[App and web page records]

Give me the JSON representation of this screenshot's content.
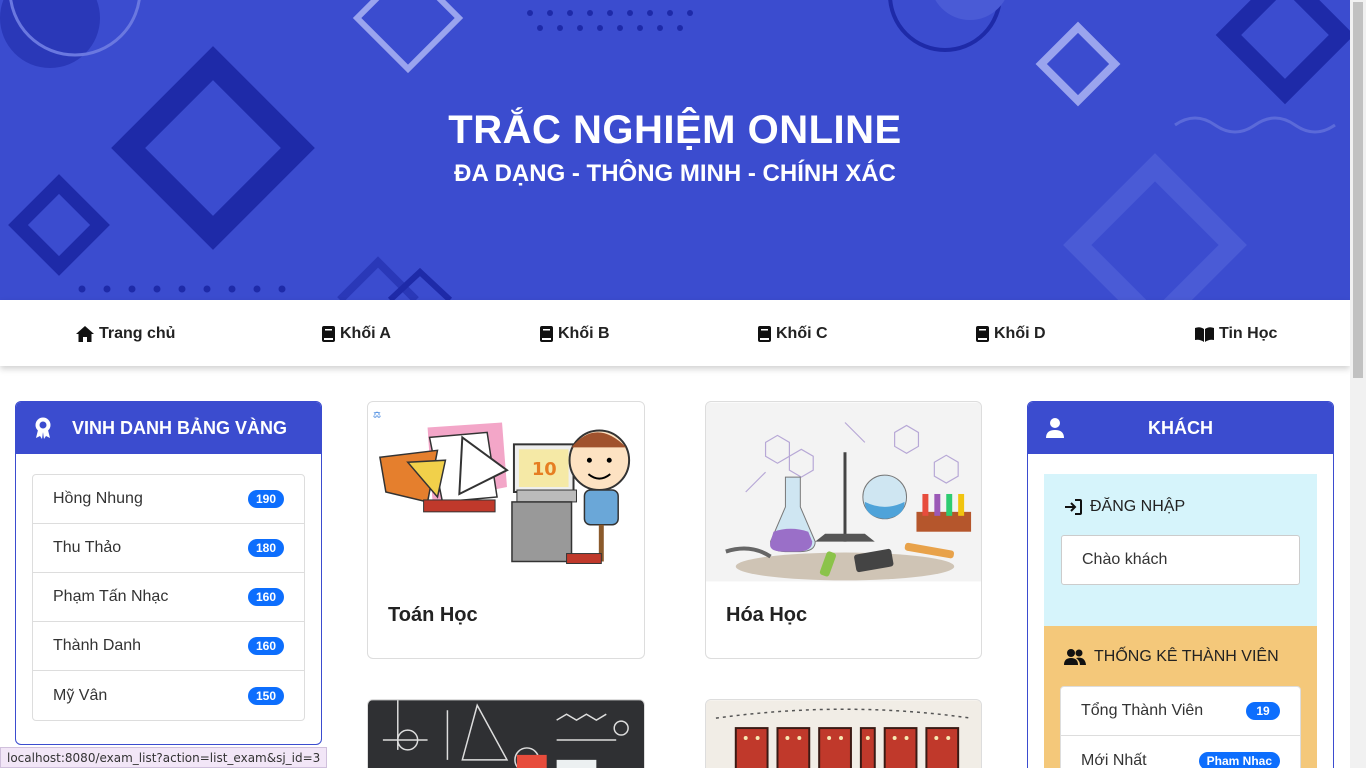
{
  "hero": {
    "title": "TRẮC NGHIỆM ONLINE",
    "subtitle": "ĐA DẠNG - THÔNG MINH - CHÍNH XÁC",
    "bg_color": "#3b4ccf"
  },
  "nav": {
    "items": [
      {
        "label": "Trang chủ",
        "icon": "home-icon"
      },
      {
        "label": "Khối A",
        "icon": "book-icon"
      },
      {
        "label": "Khối B",
        "icon": "book-icon"
      },
      {
        "label": "Khối C",
        "icon": "book-icon"
      },
      {
        "label": "Khối D",
        "icon": "book-icon"
      },
      {
        "label": "Tin Học",
        "icon": "open-book-icon"
      }
    ]
  },
  "leaderboard": {
    "title": "VINH DANH BẢNG VÀNG",
    "icon": "award-icon",
    "rows": [
      {
        "name": "Hồng Nhung",
        "score": "190"
      },
      {
        "name": "Thu Thảo",
        "score": "180"
      },
      {
        "name": "Phạm Tấn Nhạc",
        "score": "160"
      },
      {
        "name": "Thành Danh",
        "score": "160"
      },
      {
        "name": "Mỹ Vân",
        "score": "150"
      }
    ]
  },
  "subjects": [
    {
      "title": "Toán Học",
      "image": "math-illustration"
    },
    {
      "title": "Hóa Học",
      "image": "chemistry-illustration"
    },
    {
      "title": "",
      "image": "physics-illustration"
    },
    {
      "title": "",
      "image": "english-illustration"
    }
  ],
  "guest_panel": {
    "title": "KHÁCH",
    "icon": "user-icon",
    "login": {
      "title": "ĐĂNG NHẬP",
      "icon": "login-icon",
      "greeting": "Chào khách"
    },
    "stats": {
      "title": "THỐNG KÊ THÀNH VIÊN",
      "icon": "users-icon",
      "rows": [
        {
          "label": "Tổng Thành Viên",
          "value": "19"
        },
        {
          "label": "Mới Nhất",
          "value": "Pham Nhac"
        }
      ]
    }
  },
  "status_bar": {
    "url": "localhost:8080/exam_list?action=list_exam&sj_id=3"
  }
}
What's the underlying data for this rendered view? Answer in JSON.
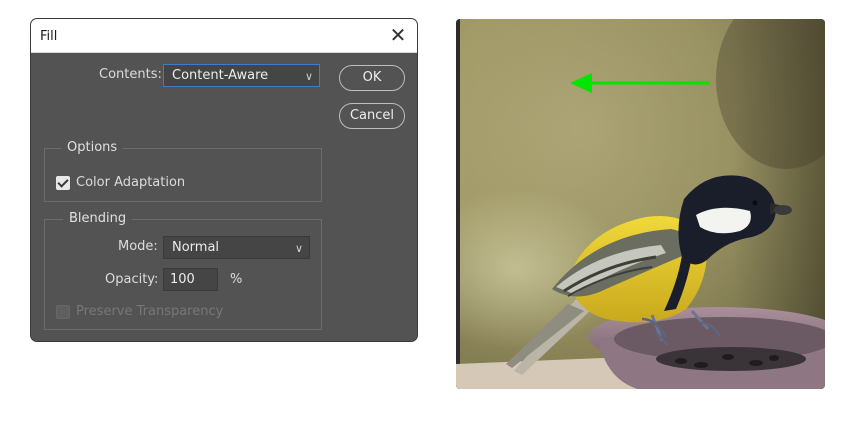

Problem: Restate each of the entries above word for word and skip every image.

Result for this task:
Give me the JSON representation of this screenshot's content.
{
  "hero": {
    "title": "TRẮC NGHIỆM ONLINE",
    "subtitle": "ĐA DẠNG - THÔNG MINH - CHÍNH XÁC",
    "bg_color": "#3b4ccf"
  },
  "nav": {
    "items": [
      {
        "label": "Trang chủ",
        "icon": "home-icon"
      },
      {
        "label": "Khối A",
        "icon": "book-icon"
      },
      {
        "label": "Khối B",
        "icon": "book-icon"
      },
      {
        "label": "Khối C",
        "icon": "book-icon"
      },
      {
        "label": "Khối D",
        "icon": "book-icon"
      },
      {
        "label": "Tin Học",
        "icon": "open-book-icon"
      }
    ]
  },
  "leaderboard": {
    "title": "VINH DANH BẢNG VÀNG",
    "icon": "award-icon",
    "rows": [
      {
        "name": "Hồng Nhung",
        "score": "190"
      },
      {
        "name": "Thu Thảo",
        "score": "180"
      },
      {
        "name": "Phạm Tấn Nhạc",
        "score": "160"
      },
      {
        "name": "Thành Danh",
        "score": "160"
      },
      {
        "name": "Mỹ Vân",
        "score": "150"
      }
    ]
  },
  "subjects": [
    {
      "title": "Toán Học",
      "image": "math-illustration"
    },
    {
      "title": "Hóa Học",
      "image": "chemistry-illustration"
    },
    {
      "title": "",
      "image": "physics-illustration"
    },
    {
      "title": "",
      "image": "english-illustration"
    }
  ],
  "guest_panel": {
    "title": "KHÁCH",
    "icon": "user-icon",
    "login": {
      "title": "ĐĂNG NHẬP",
      "icon": "login-icon",
      "greeting": "Chào khách"
    },
    "stats": {
      "title": "THỐNG KÊ THÀNH VIÊN",
      "icon": "users-icon",
      "rows": [
        {
          "label": "Tổng Thành Viên",
          "value": "19"
        },
        {
          "label": "Mới Nhất",
          "value": "Pham Nhac"
        }
      ]
    }
  },
  "status_bar": {
    "url": "localhost:8080/exam_list?action=list_exam&sj_id=3"
  }
}
What's the underlying data for this rendered view? Answer in JSON.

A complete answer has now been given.